(Dataset items)
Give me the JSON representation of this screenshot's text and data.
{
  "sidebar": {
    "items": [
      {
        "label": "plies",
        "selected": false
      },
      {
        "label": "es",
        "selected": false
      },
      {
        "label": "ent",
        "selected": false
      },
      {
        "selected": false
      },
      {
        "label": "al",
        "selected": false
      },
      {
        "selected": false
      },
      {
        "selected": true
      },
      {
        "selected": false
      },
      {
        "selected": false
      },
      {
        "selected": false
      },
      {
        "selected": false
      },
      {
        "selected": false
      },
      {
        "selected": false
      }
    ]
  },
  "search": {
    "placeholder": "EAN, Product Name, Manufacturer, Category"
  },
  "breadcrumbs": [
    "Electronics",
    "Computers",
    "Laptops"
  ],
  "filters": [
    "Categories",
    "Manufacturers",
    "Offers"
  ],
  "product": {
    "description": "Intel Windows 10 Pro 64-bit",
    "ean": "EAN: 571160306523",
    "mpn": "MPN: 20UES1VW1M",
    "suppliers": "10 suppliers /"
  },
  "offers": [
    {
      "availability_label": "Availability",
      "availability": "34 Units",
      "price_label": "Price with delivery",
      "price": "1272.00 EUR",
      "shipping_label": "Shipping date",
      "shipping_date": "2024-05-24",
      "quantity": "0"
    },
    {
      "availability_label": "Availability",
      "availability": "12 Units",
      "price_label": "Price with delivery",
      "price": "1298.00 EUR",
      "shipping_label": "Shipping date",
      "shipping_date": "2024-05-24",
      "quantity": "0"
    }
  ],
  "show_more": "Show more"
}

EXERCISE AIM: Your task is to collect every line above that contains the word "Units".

RESULT BELOW:
      "availability": "34 Units",
      "availability": "12 Units",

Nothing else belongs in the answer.